The task
Only the lines from the one that contains "Serialize everything readable" through the last line of the records should appear, each printed exactly as it is.

----

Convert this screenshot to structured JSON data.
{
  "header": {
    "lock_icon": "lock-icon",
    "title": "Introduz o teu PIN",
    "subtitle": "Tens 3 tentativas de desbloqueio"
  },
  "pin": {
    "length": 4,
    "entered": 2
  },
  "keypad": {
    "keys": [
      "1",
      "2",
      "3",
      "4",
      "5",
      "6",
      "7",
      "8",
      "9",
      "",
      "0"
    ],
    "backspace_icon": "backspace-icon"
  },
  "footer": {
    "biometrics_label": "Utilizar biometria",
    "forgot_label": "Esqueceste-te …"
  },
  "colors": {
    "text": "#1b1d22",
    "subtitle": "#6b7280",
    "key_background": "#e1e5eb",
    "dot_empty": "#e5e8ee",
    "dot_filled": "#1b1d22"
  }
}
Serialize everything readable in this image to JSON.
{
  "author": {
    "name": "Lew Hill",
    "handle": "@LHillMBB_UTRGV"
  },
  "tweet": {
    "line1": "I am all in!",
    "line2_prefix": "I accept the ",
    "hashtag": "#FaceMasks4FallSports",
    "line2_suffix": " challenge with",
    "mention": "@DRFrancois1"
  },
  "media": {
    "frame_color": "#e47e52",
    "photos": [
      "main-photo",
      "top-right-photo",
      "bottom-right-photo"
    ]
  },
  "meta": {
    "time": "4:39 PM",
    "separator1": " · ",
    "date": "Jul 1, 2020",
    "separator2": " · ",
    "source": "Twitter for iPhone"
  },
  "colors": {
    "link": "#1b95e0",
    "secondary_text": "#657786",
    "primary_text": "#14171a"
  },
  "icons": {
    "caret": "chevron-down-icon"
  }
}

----

Task output
Serialize everything readable in this image to JSON.
{
  "author": {
    "name": "Lew Hill",
    "handle": "@LHillMBB_UTRGV"
  },
  "tweet": {
    "line1": "I am all in!",
    "line2_prefix": "I accept the ",
    "hashtag": "#FaceMasks4FallSports",
    "line2_suffix": " challenge with",
    "mention": "@DRFrancois1"
  },
  "media": {
    "frame_color": "#e47e52",
    "photos": [
      "main-photo",
      "top-right-photo",
      "bottom-right-photo"
    ]
  },
  "meta": {
    "time": "4:39 PM",
    "separator1": " · ",
    "date": "Jul 1, 2020",
    "separator2": " · ",
    "source": "Twitter for iPhone"
  },
  "colors": {
    "link": "#1b95e0",
    "secondary_text": "#657786",
    "primary_text": "#14171a"
  },
  "icons": {
    "caret": "chevron-down-icon"
  }
}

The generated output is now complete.